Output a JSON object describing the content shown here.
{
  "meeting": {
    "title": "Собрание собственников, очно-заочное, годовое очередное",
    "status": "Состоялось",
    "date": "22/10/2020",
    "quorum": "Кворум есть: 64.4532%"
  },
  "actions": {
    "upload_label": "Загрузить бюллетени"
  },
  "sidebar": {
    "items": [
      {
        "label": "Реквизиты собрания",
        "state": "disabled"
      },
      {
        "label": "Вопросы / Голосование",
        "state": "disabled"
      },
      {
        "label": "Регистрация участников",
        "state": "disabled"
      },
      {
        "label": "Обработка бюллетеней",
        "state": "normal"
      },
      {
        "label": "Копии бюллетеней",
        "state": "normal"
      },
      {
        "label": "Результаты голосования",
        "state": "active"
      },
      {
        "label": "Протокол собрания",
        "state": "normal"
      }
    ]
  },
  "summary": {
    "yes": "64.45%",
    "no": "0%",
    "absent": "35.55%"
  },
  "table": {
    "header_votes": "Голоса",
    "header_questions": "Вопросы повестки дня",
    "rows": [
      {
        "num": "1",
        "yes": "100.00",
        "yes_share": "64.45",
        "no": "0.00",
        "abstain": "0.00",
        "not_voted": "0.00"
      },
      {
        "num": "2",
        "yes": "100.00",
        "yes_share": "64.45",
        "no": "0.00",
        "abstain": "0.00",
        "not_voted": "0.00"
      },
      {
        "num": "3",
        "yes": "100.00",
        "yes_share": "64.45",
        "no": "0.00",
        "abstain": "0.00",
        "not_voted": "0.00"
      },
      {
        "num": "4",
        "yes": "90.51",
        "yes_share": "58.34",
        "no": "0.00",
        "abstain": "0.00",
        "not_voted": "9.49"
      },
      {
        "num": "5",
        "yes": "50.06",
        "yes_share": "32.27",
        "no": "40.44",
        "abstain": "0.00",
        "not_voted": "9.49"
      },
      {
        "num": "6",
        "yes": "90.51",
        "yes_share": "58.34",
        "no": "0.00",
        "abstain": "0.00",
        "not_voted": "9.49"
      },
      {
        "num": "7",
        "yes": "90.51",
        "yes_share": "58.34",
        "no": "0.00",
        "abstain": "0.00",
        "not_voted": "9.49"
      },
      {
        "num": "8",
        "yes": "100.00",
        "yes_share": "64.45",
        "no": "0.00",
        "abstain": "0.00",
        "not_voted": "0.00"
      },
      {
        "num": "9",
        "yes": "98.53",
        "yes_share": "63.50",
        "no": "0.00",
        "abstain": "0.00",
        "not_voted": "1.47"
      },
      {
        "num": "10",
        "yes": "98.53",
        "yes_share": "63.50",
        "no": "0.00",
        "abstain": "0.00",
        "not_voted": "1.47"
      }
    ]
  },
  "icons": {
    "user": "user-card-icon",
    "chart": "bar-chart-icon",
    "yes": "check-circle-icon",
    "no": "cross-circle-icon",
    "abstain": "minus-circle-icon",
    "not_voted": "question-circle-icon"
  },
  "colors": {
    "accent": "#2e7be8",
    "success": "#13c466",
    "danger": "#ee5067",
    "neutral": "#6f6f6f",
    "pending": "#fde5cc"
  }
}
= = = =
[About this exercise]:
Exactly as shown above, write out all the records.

[Response]:
Output a JSON object describing the content shown here.
{
  "meeting": {
    "title": "Собрание собственников, очно-заочное, годовое очередное",
    "status": "Состоялось",
    "date": "22/10/2020",
    "quorum": "Кворум есть: 64.4532%"
  },
  "actions": {
    "upload_label": "Загрузить бюллетени"
  },
  "sidebar": {
    "items": [
      {
        "label": "Реквизиты собрания",
        "state": "disabled"
      },
      {
        "label": "Вопросы / Голосование",
        "state": "disabled"
      },
      {
        "label": "Регистрация участников",
        "state": "disabled"
      },
      {
        "label": "Обработка бюллетеней",
        "state": "normal"
      },
      {
        "label": "Копии бюллетеней",
        "state": "normal"
      },
      {
        "label": "Результаты голосования",
        "state": "active"
      },
      {
        "label": "Протокол собрания",
        "state": "normal"
      }
    ]
  },
  "summary": {
    "yes": "64.45%",
    "no": "0%",
    "absent": "35.55%"
  },
  "table": {
    "header_votes": "Голоса",
    "header_questions": "Вопросы повестки дня",
    "rows": [
      {
        "num": "1",
        "yes": "100.00",
        "yes_share": "64.45",
        "no": "0.00",
        "abstain": "0.00",
        "not_voted": "0.00"
      },
      {
        "num": "2",
        "yes": "100.00",
        "yes_share": "64.45",
        "no": "0.00",
        "abstain": "0.00",
        "not_voted": "0.00"
      },
      {
        "num": "3",
        "yes": "100.00",
        "yes_share": "64.45",
        "no": "0.00",
        "abstain": "0.00",
        "not_voted": "0.00"
      },
      {
        "num": "4",
        "yes": "90.51",
        "yes_share": "58.34",
        "no": "0.00",
        "abstain": "0.00",
        "not_voted": "9.49"
      },
      {
        "num": "5",
        "yes": "50.06",
        "yes_share": "32.27",
        "no": "40.44",
        "abstain": "0.00",
        "not_voted": "9.49"
      },
      {
        "num": "6",
        "yes": "90.51",
        "yes_share": "58.34",
        "no": "0.00",
        "abstain": "0.00",
        "not_voted": "9.49"
      },
      {
        "num": "7",
        "yes": "90.51",
        "yes_share": "58.34",
        "no": "0.00",
        "abstain": "0.00",
        "not_voted": "9.49"
      },
      {
        "num": "8",
        "yes": "100.00",
        "yes_share": "64.45",
        "no": "0.00",
        "abstain": "0.00",
        "not_voted": "0.00"
      },
      {
        "num": "9",
        "yes": "98.53",
        "yes_share": "63.50",
        "no": "0.00",
        "abstain": "0.00",
        "not_voted": "1.47"
      },
      {
        "num": "10",
        "yes": "98.53",
        "yes_share": "63.50",
        "no": "0.00",
        "abstain": "0.00",
        "not_voted": "1.47"
      }
    ]
  },
  "icons": {
    "user": "user-card-icon",
    "chart": "bar-chart-icon",
    "yes": "check-circle-icon",
    "no": "cross-circle-icon",
    "abstain": "minus-circle-icon",
    "not_voted": "question-circle-icon"
  },
  "colors": {
    "accent": "#2e7be8",
    "success": "#13c466",
    "danger": "#ee5067",
    "neutral": "#6f6f6f",
    "pending": "#fde5cc"
  }
}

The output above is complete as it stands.